Previously, KSA did not have a stand-alone law regulating e-commerce, different elements of online transactions were governed by provisions that were scattered in several laws like the Electronic Transactions Law regulating e-signatures and records and the Implementing Regulations for E-Publication which governed the activity of e-publications including e-advertising.

In addition to our overview below which highlights the key components of the Law (not exhaustive for the purposes for this client alert), the Ministry of Commerce and Investments (MOCI) should issue implementing regulations, which will expand on the general guidelines as set out in the Law as the Law as drafted is relatively simple referring to a few basic principles and procedures.

The Law applies to consumers and e-commerce services providers, whether established in KSA or not provided they are selling to consumers in the Kingdom. Furthermore, the Law recognizes and applies to individual e-service providers and does not restrict the application of the law to corporate vehicle, this explicit covers sellers with (Marketplace) models utilized by many e-shops.

In order to encourage the public to buy from e-shops, the Law explicitly sets out a process for rectification where an error is made by consumers, which obliges e-service providers to accept if followed correctly.

Data retention and privacy issues are of great concern and the Law limits the duration in which an e-service provider may keep the consumer's personal data to the duration in which the services are provided, however the Law did not specify a maximum period. The Law also explicitly places the burden of data protection on e-service providers who are prohibited from using and/or disclosing such data without having the customers consent. As the Law is silent on the matter, we hope that the implementing regulations -once issued- will address data transfer outside KSA.

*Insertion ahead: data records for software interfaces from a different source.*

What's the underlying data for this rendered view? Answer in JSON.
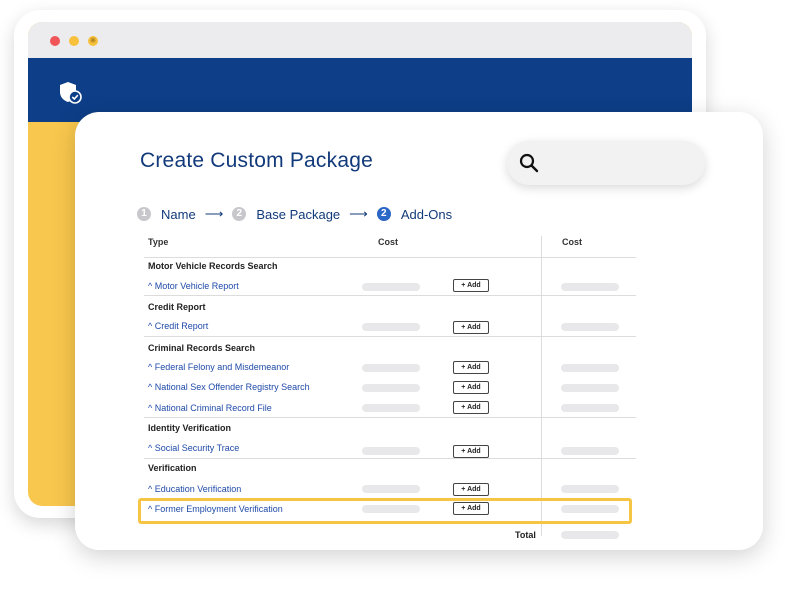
{
  "colors": {
    "brand_blue": "#0d3e87",
    "accent_yellow": "#f8c74d",
    "link_blue": "#1f4aa8",
    "highlight": "#f6c544"
  },
  "icons": {
    "logo": "shield-check-icon",
    "search": "search-icon"
  },
  "title": "Create Custom Package",
  "steps": [
    {
      "num": "1",
      "label": "Name"
    },
    {
      "num": "2",
      "label": "Base Package"
    },
    {
      "num": "2",
      "label": "Add-Ons"
    }
  ],
  "table": {
    "col_type": "Type",
    "col_cost": "Cost",
    "col_cost2": "Cost",
    "add_label": "+ Add",
    "total_label": "Total",
    "sections": [
      {
        "title": "Motor Vehicle Records Search",
        "items": [
          "^ Motor Vehicle Report"
        ]
      },
      {
        "title": "Credit Report",
        "items": [
          "^ Credit Report"
        ]
      },
      {
        "title": "Criminal Records Search",
        "items": [
          "^ Federal Felony and Misdemeanor",
          "^ National Sex Offender Registry Search",
          "^ National Criminal Record File"
        ]
      },
      {
        "title": "Identity Verification",
        "items": [
          "^ Social Security Trace"
        ]
      },
      {
        "title": "Verification",
        "items": [
          "^ Education Verification",
          "^ Former Employment Verification"
        ]
      }
    ]
  }
}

As transparency is crucial in the e-market, the Law obliges e-service providers to display a minimum set of information in the e-store: name/e-shop name, address, contact details, commercial registration reference or any other public registration available for public. This is quite similar to the rules applicable to offline stores, as they must attach in a visible place a copy of the commercial registration certificate and other government licenses. The law also obliges the e-services provider to address in the e-contract amongst other things the e-service providers' contact details, the significant characteristics of the e-services/goods, the total inclusive price, delivery, payment mechanisms and any applicable warranties.

E-advertising is also regulated by the Law, explicitly prohibiting the presentation of false statements that would in any way mislead the consumer, and/or unlawful usage of a trademark. Non-compliant advertisement will be subject to the sanctions prescribed under the Law.

The Law also awards the consumer with a termination right within seven days of receiving the product if the products were not already used. There are exceptions to such termination rights which include: purchases of custom made products, catering services or the sale of newspapers, books and CDs. Further to the above termination right, consumers may terminate the contract if delivery of the service/product took longer than 15 days from execution of the contract or the date of delivery as agreed upon with the e-service provider.

The Law also provided sanctions breaching the Law including warnings, fines not exceeding SAR1,000,000, suspension of the e-service provider from undertaking e-commerce activities temporarily or permanently and blocking the e-store partially or completely, temporarily or permanently.

Although the Law is a starting point, we believe that the implementing regulations will not be less important than the Law. If you wish to know more about the E-Commerce Law and how it will impact your business or future investments in KSA, please contact the authors.

The content of this article is intended to provide a general guide to the subject matter. Specialist advice should be sought about your specific circumstances.